For the first time in four million years, carbon dioxide levels in the South Pole exceeded 400 parts per million. It seems that greenhouse gasses released by humans in the Northern Hemisphere have finally reached some of the world’s farthest corners — where they could remain in the atmosphere for centuries.
The chart below shows readings at the South Pole from 2014 to present, as recorded by the National Oceanic and Atmospheric Administration’s greenhouse gas monitoring network:
Daily average carbon dioxide levels rose to a new high level of 400 parts per million on May 23 for the first time in four million years. (Chart: NOAA)
“The far Southern Hemisphere was the last place on Earth where CO2 had not yet reached this mark,” said Pieter Tans, lead scientist for the NOAA’s Global Greenhouse Gas Reference Network, in a statement earlier this week. “Global CO2 levels will not return to values below 400 ppm in our lifetimes, and almost certainly for much longer.”
While news of the troubling turning point was released by the NOAA earlier this week, researchers at the South Pole Observatory carbon dioxide observing station first became aware of the heightened CO2 levels last month.
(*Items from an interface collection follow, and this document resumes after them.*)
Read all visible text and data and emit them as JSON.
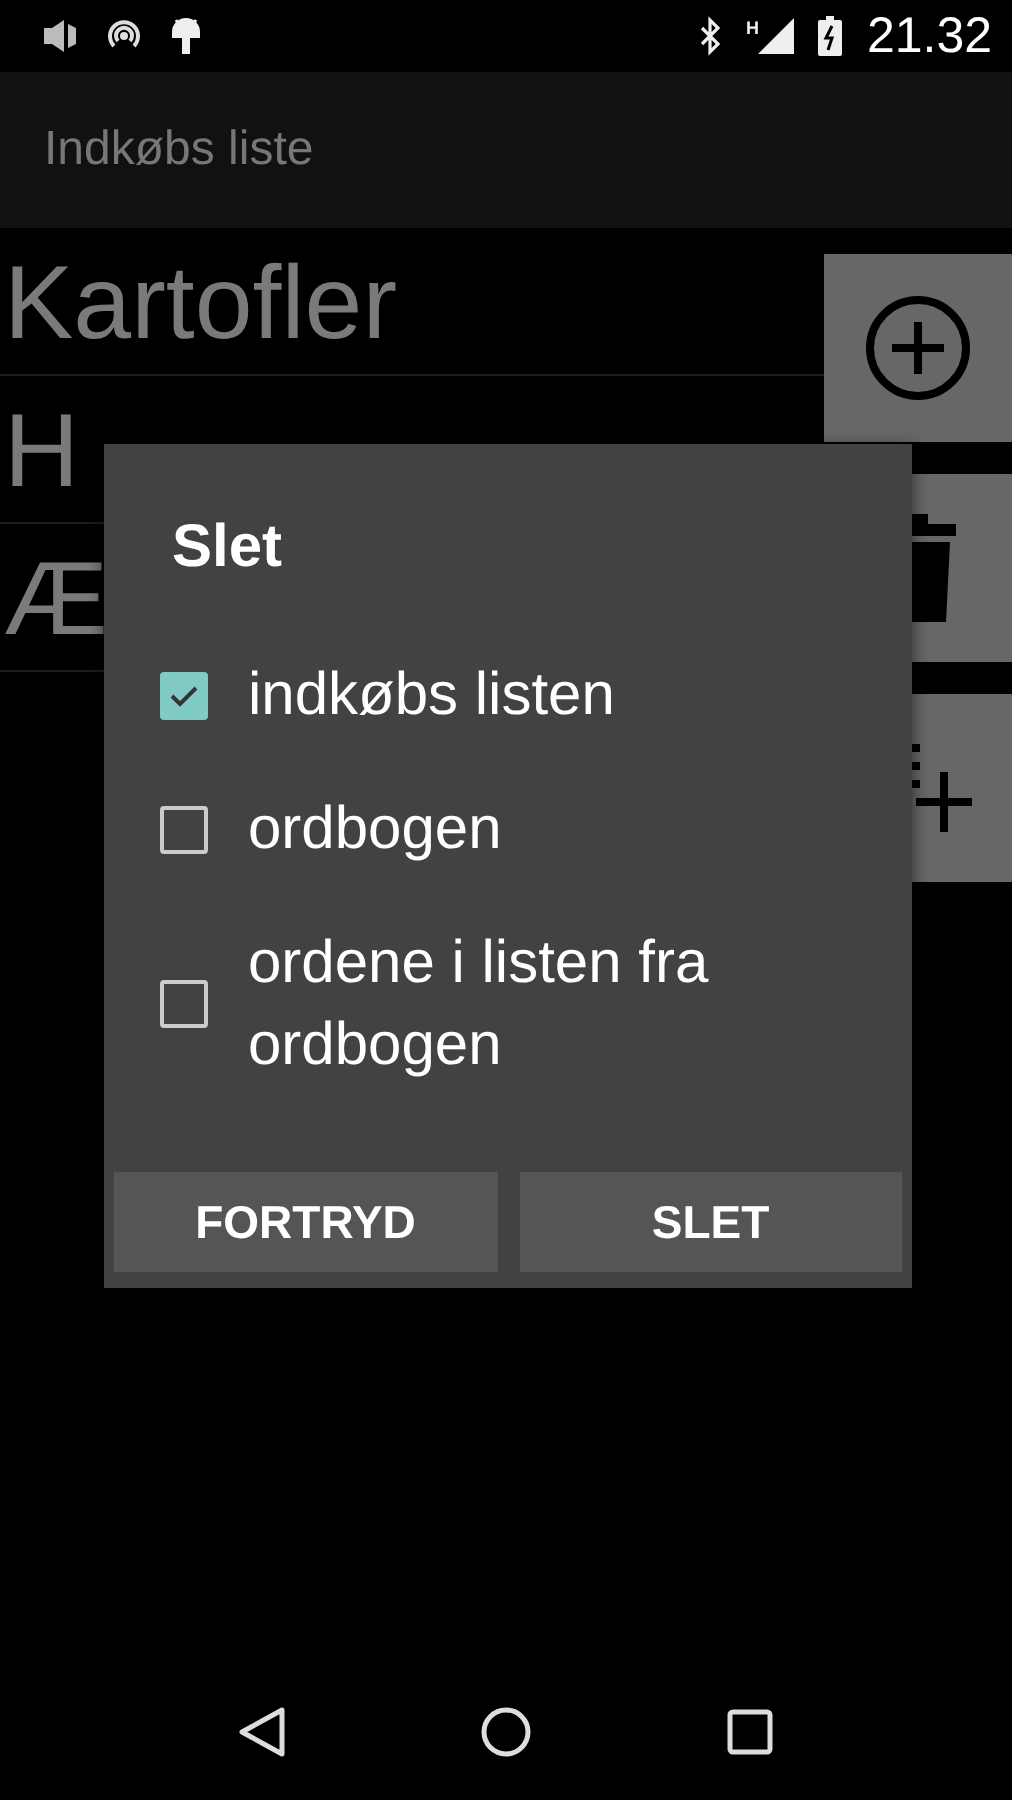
{
  "status_bar": {
    "network_label": "H",
    "time": "21.32"
  },
  "app_bar": {
    "title": "Indkøbs liste"
  },
  "list": [
    {
      "label": "Kartofler"
    },
    {
      "label": "H"
    },
    {
      "label": "Æ"
    }
  ],
  "side_buttons": [
    {
      "kind": "add"
    },
    {
      "kind": "delete"
    },
    {
      "kind": "add_list"
    }
  ],
  "dialog": {
    "title": "Slet",
    "options": [
      {
        "label": "indkøbs listen",
        "checked": true
      },
      {
        "label": "ordbogen",
        "checked": false
      },
      {
        "label": "ordene i listen fra ordbogen",
        "checked": false
      }
    ],
    "buttons": [
      "FORTRYD",
      "SLET"
    ]
  }
}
Atmospheric CO2 levels have been steadily increasing each year since observations began in 1958.